If you’d like to chat with European skeptics, why not have a look? And if you know Scandy, the Swedish Skeptics have a very lively forum too.
[More blog entries about skepticism; skepsis, skepticism.]
The forty-third Four Stone Hearth blog carnival is on-line at Paddy K’s Swedish Extravaganza. Archaeology and anthropology, and all regulated by the rota system!
The Rota System, from the Old Church Slavic word for “ladder” or “staircase”, was a system of collateral succession practiced (though imperfectly) in Kievan Rus’ and later Appanage and early Muscovite Russia, in which the throne passed not linearly from father to son, but laterally from brother to brother (usually to the fourth brother) and then to the eldest son of the eldest brother who had held the throne. The system was begun by Yaroslav the Wise.
The next open hosting slot is on 16 July. All bloggers with an interest in the subject are welcome to volunteer to me. No need to be an anthro pro. But you must be either the fourth brother or the eldest son of the eldest brother who has held the throne, or the wife of such a man. Like I am.
Looking closer at this cover of a Chinese pirate edition of Disney’s 1937 animated feature Snow White, we find a couple of fine Engrish phrases.
“Latinum Edition” is pretty good. But wouldn’t you agree that “Still the Fairest of the Mall” takes the cake?

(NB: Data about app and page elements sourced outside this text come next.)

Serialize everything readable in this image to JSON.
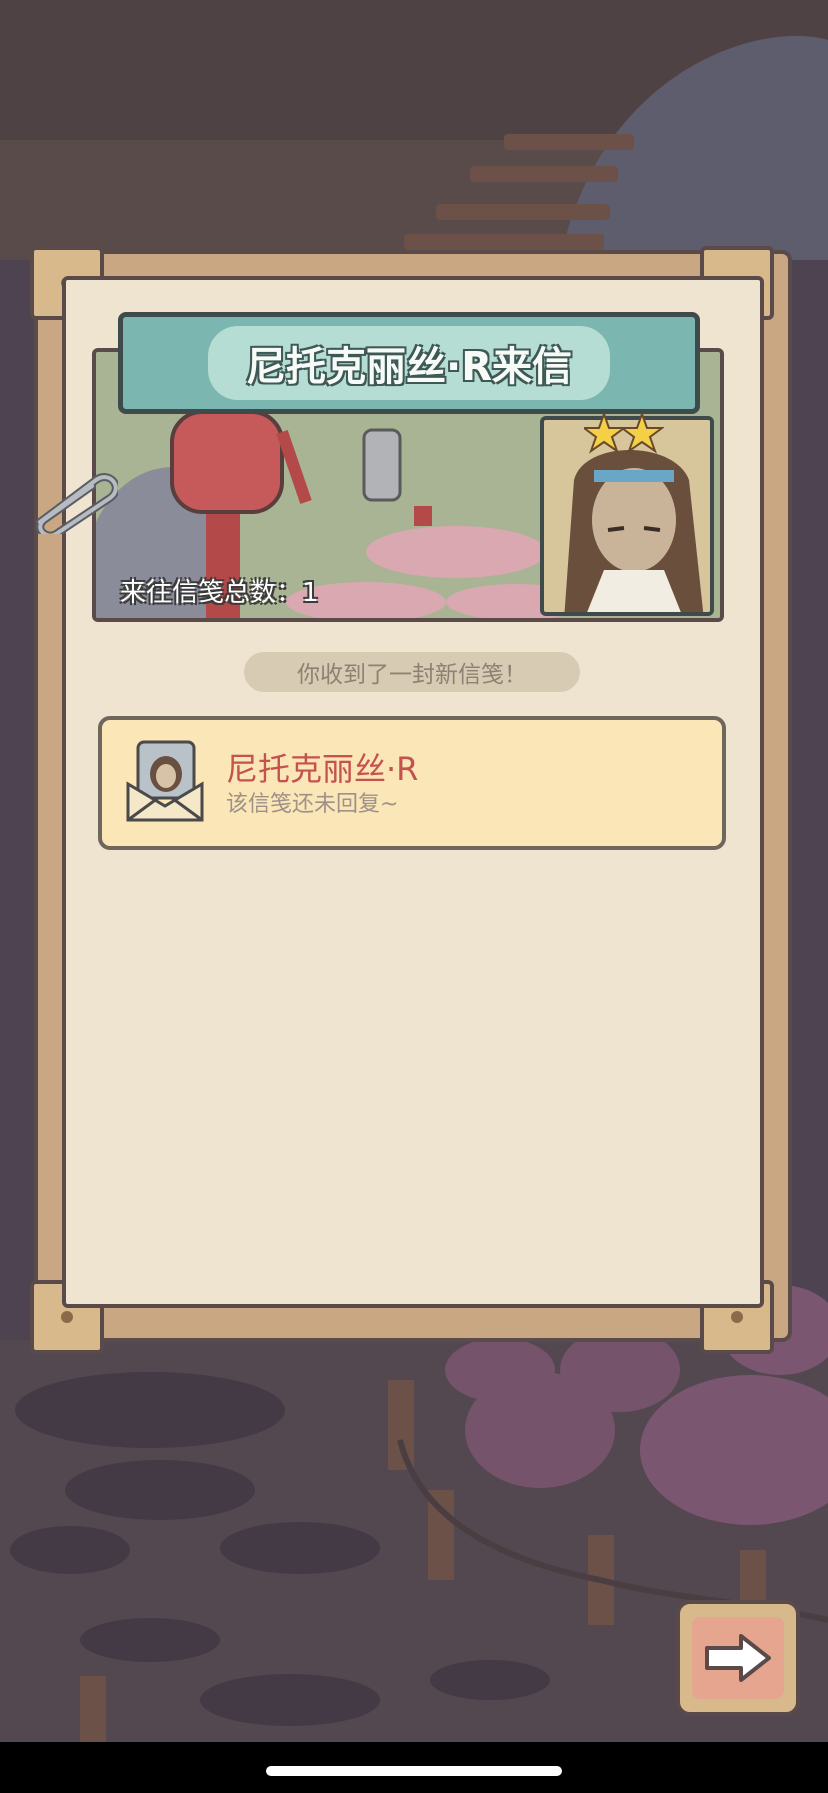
{
  "dialog": {
    "title": "尼托克丽丝·R来信",
    "total_letters_label": "来往信笺总数：1",
    "notice": "你收到了一封新信笺！"
  },
  "letter_item": {
    "sender": "尼托克丽丝·R",
    "status": "该信笺还未回复~"
  },
  "icons": {
    "envelope": "envelope-avatar-icon",
    "paperclip": "paperclip-icon",
    "next": "arrow-right-icon"
  },
  "colors": {
    "accent_teal": "#7bb7b0",
    "sender_red": "#c4524f",
    "card_bg": "#fbe6b7"
  }
}
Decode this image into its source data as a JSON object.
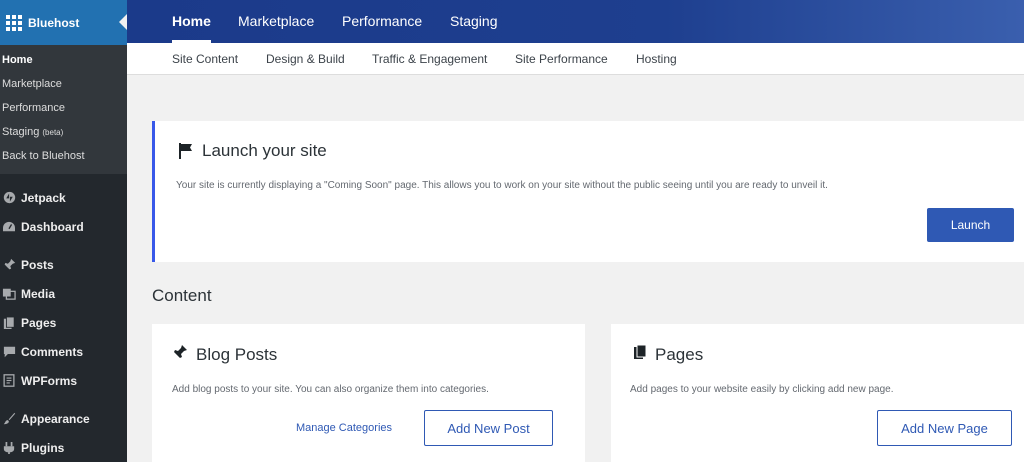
{
  "sidebar": {
    "title": "Bluehost",
    "sub_items": [
      {
        "label": "Home",
        "active": true
      },
      {
        "label": "Marketplace"
      },
      {
        "label": "Performance"
      },
      {
        "label": "Staging",
        "badge": "(beta)"
      },
      {
        "label": "Back to Bluehost"
      }
    ],
    "menu": [
      {
        "label": "Jetpack",
        "icon": "jetpack-icon"
      },
      {
        "label": "Dashboard",
        "icon": "dashboard-icon"
      },
      {
        "label": "Posts",
        "icon": "pin-icon"
      },
      {
        "label": "Media",
        "icon": "media-icon"
      },
      {
        "label": "Pages",
        "icon": "pages-icon"
      },
      {
        "label": "Comments",
        "icon": "comments-icon"
      },
      {
        "label": "WPForms",
        "icon": "wpforms-icon"
      },
      {
        "label": "Appearance",
        "icon": "brush-icon"
      },
      {
        "label": "Plugins",
        "icon": "plugin-icon"
      }
    ]
  },
  "topnav": {
    "tabs": [
      "Home",
      "Marketplace",
      "Performance",
      "Staging"
    ],
    "active": "Home"
  },
  "subnav": {
    "items": [
      "Site Content",
      "Design & Build",
      "Traffic & Engagement",
      "Site Performance",
      "Hosting"
    ]
  },
  "launch": {
    "title": "Launch your site",
    "description": "Your site is currently displaying a \"Coming Soon\" page. This allows you to work on your site without the public seeing until you are ready to unveil it.",
    "button": "Launch"
  },
  "content": {
    "heading": "Content",
    "blog": {
      "title": "Blog Posts",
      "description": "Add blog posts to your site. You can also organize them into categories.",
      "link": "Manage Categories",
      "button": "Add New Post"
    },
    "pages": {
      "title": "Pages",
      "description": "Add pages to your website easily by clicking add new page.",
      "button": "Add New Page"
    }
  },
  "colors": {
    "accent": "#2f59b4",
    "topbar": "#1e3f8f",
    "sidebar": "#23282d"
  }
}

It’s been almost a year since the last de-lurk. Aard currently has over 150 returning visitors daily (out of about 800 uniques). Since not everyone checks in every day, this translates to several hundred — possibly a thousand — regulars who read the blog at least once a week. So, everybody, please comment away, as briefly or verbosely as you like, and do consider telling us a little about yourself!